“In the wilderness prepare the way of the Lord make straight in the desert a highway for our God.”
The traditional focus of the second Sunday in Advent is John the Baptist. And this reading from Isaiah is particularly associated with him. It is because, ina creative partial misquote of these words, the first Christians recognised that John obeys this commandment made in the heavenly council. Mark beginning his gospel declaresthat John is:
“The voice of one crying out in the wilderness. . .” (Mark 1:3)
Everybody knows that John’s voice spoke, out in the wilderness, beside the river Jordan. He seems to fit Isaiah’s prophecyperfectly. And with the addition of an ingeniously implied comma between “wilderness” and “prepare” he does. Mark is not wrong to do this. Since John does clearlyprepare the way for the coming of Jesus. Which is why of course he comes to our minds in the run up to Christmas. But at the moment these words word spoken something else was in mind as well.

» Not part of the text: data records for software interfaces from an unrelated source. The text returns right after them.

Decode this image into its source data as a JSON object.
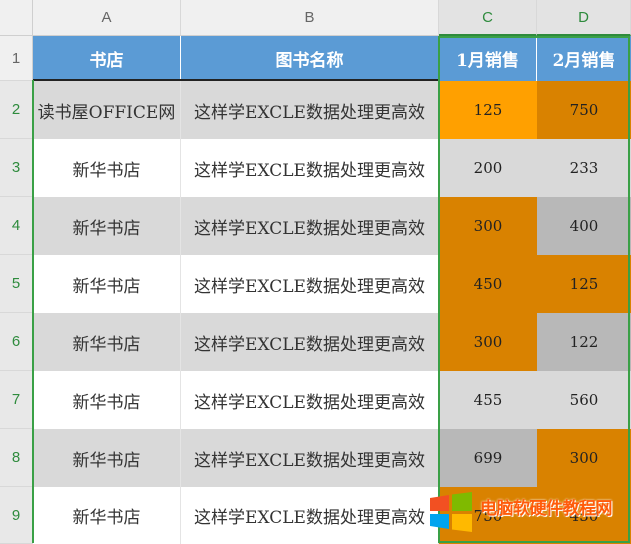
{
  "columns": [
    {
      "letter": "A",
      "selected": false
    },
    {
      "letter": "B",
      "selected": false
    },
    {
      "letter": "C",
      "selected": true
    },
    {
      "letter": "D",
      "selected": true
    }
  ],
  "header_row": {
    "number": "1",
    "cells": [
      "书店",
      "图书名称",
      "1月销售",
      "2月销售"
    ]
  },
  "rows": [
    {
      "number": "2",
      "store": "读书屋OFFICE网",
      "book": "这样学EXCLE数据处理更高效",
      "jan": "125",
      "feb": "750"
    },
    {
      "number": "3",
      "store": "新华书店",
      "book": "这样学EXCLE数据处理更高效",
      "jan": "200",
      "feb": "233"
    },
    {
      "number": "4",
      "store": "新华书店",
      "book": "这样学EXCLE数据处理更高效",
      "jan": "300",
      "feb": "400"
    },
    {
      "number": "5",
      "store": "新华书店",
      "book": "这样学EXCLE数据处理更高效",
      "jan": "450",
      "feb": "125"
    },
    {
      "number": "6",
      "store": "新华书店",
      "book": "这样学EXCLE数据处理更高效",
      "jan": "300",
      "feb": "122"
    },
    {
      "number": "7",
      "store": "新华书店",
      "book": "这样学EXCLE数据处理更高效",
      "jan": "455",
      "feb": "560"
    },
    {
      "number": "8",
      "store": "新华书店",
      "book": "这样学EXCLE数据处理更高效",
      "jan": "699",
      "feb": "300"
    },
    {
      "number": "9",
      "store": "新华书店",
      "book": "这样学EXCLE数据处理更高效",
      "jan": "750",
      "feb": "450"
    }
  ],
  "cell_fills": {
    "jan": [
      "#ffa000",
      "#d9d9d9",
      "#d98200",
      "#d98200",
      "#d98200",
      "#d9d9d9",
      "#b8b8b8",
      "#d98200"
    ],
    "feb": [
      "#d98200",
      "#d9d9d9",
      "#b8b8b8",
      "#d98200",
      "#b8b8b8",
      "#d9d9d9",
      "#d98200",
      "#d98200"
    ]
  },
  "colors": {
    "header_fill": "#5b9bd5",
    "band_gray": "#d9d9d9",
    "band_white": "#ffffff",
    "selection": "#3aa046"
  },
  "watermark": {
    "text": "电脑软硬件教程网",
    "icon": "windows-logo-icon"
  }
}
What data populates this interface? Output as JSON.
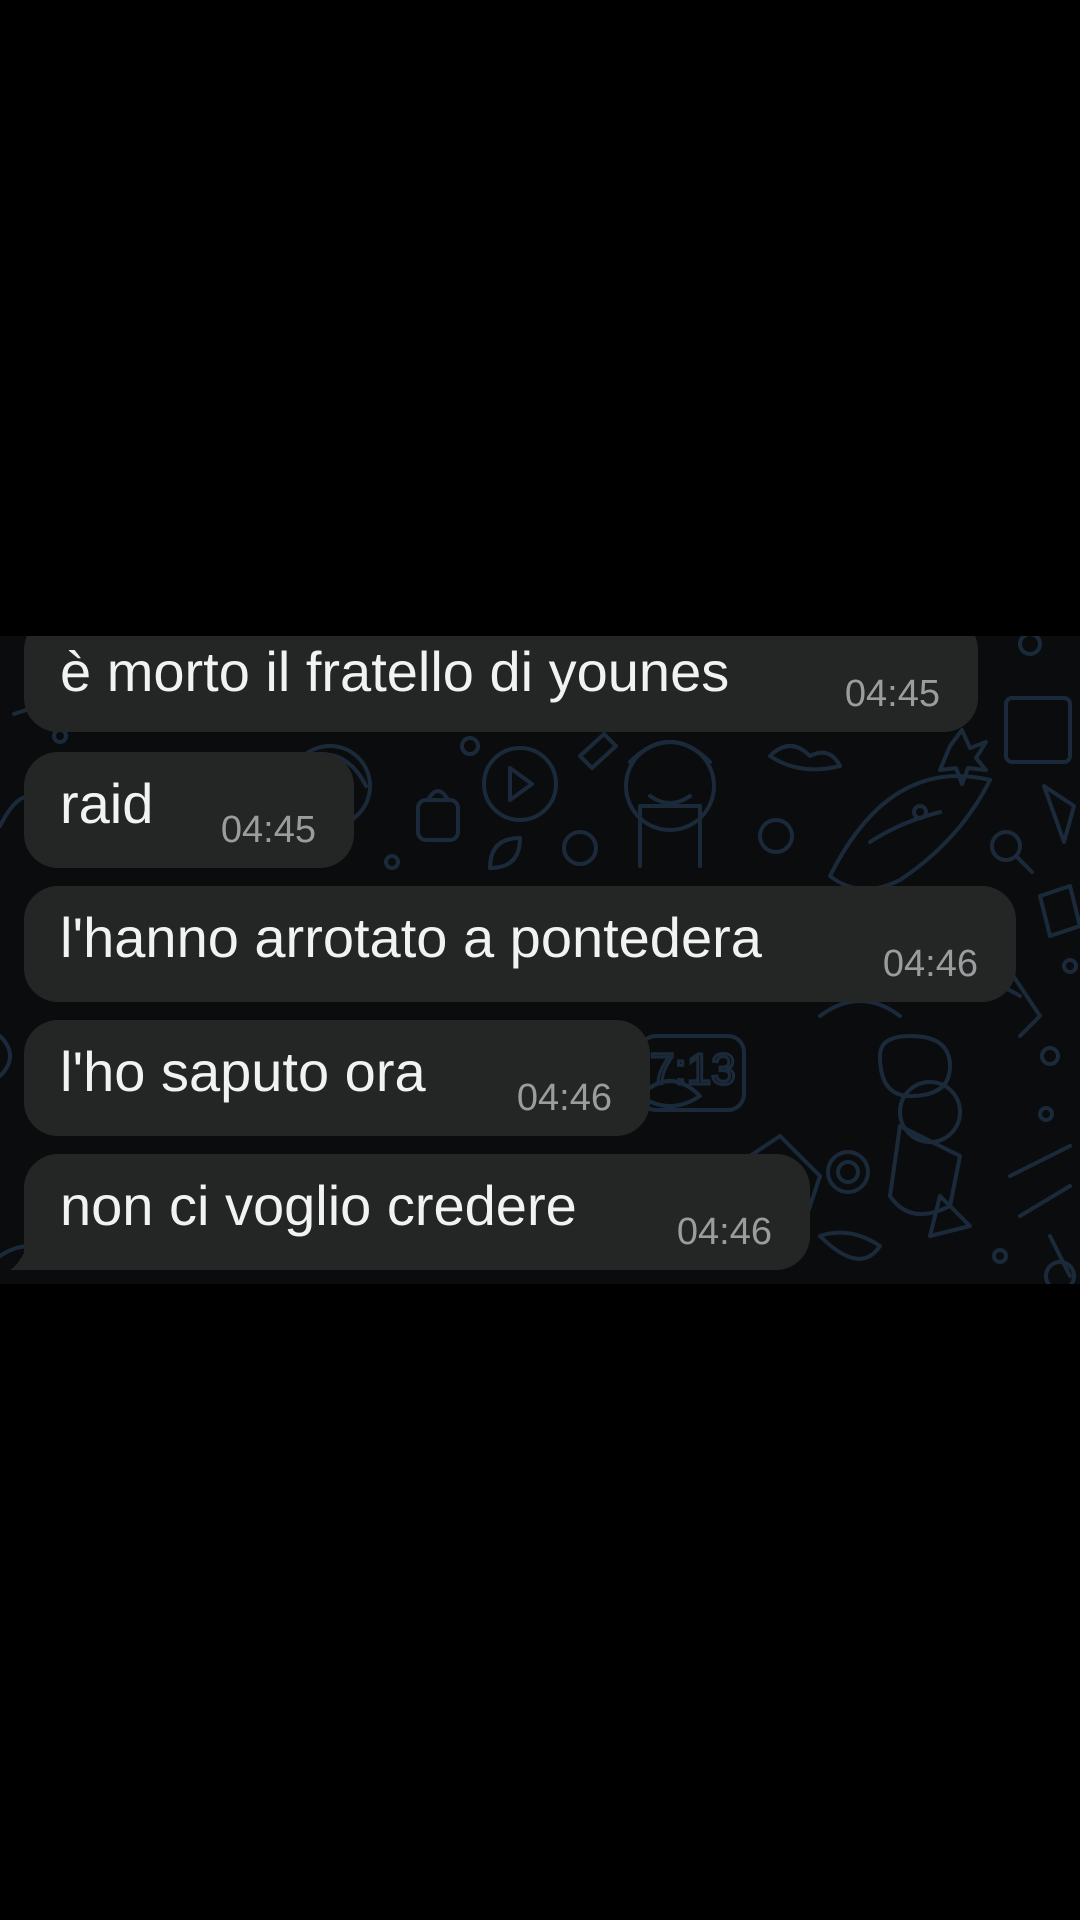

The usual route from Babylon back to Jerusalem was around not through the wilderness. It involved a journey that started out travelling north-west which gradually turned left, bending first west and eventually south. God has something else in mind for his people. He will come and retrieve them by the most direct route possible. Not just straight there, but every obstacle in the path will be levelled out too. The change which God promises his people is dramatic. Their circumstances will be utterly transformed, and in the most astonishing fashion. What God does for his people makes everyone else sit up and pay attention. God makes himself known inthe transformations he brings about in the lives of those who trust him.
“The word of our God will stand forever.”
And this is the moment at which Isaiah the prophet begins the second phase of his ministry. He gives comfort to the exiles who are about to find out that their suffering is ending. Having overheard the conversation in the heavenly court Isaiah goes to his people and announces:
“Here is your God!”
Perhaps what is striking is that despite the uniqueness of the moment the message which is spoken remains the same. Whatever circumstances God’s people find themselves in, good or bad, in faithful suffering or forgetful complacency, the same word is spoken. What the heavenly being declare is true:
“The word of our God will stand forever.”
Not only is this the announcement which Isaiah makes, it is also essentially the same announcement which John the Baptist makes:
“Repent for the kingdom of heaven has come near.”(Matthew 3:2)
Which in the context of John’s speaking sounds like a sharp rebuke. In the context of complacency and unfaithfulness the idea the God is near does sound quite threatening. But it is also essentially the same message which Jesus himself announces:
“The time is fulfilled, and the kingdom of God has come near.” (Mark 1:15)
Perhaps we hear his words more as a comfort. But there is a constant and it is God’s word about himself. God is very near to us. Which is especially the point as we are beginning to think about the way God comes to us in Christmas. The message of Christmas is “Godis with us”, too! And the assurance that God’s presence is there to deliver us from the difficulties that surround us, even now, and to take care of us and protect us.
Perhaps if the wise men in the story about the Sultan had been a little more wise, or if they had had the access to heaven which Isaiah had, they would have come up with a different sayingwhich would be true and appropriate at all times and every situation. Something that is sharp challenge in times of satisfaction and complacency, and a comfort in times of sorrow and suffering. That saying is what we hear and what we still proclaim. When we ask hat we can and must say about God the answer is always essentially the same:
“Your God is here!”
You God Is Here! by Christopher Wood-Archer is licensed under CC BY-NC-SA 4.0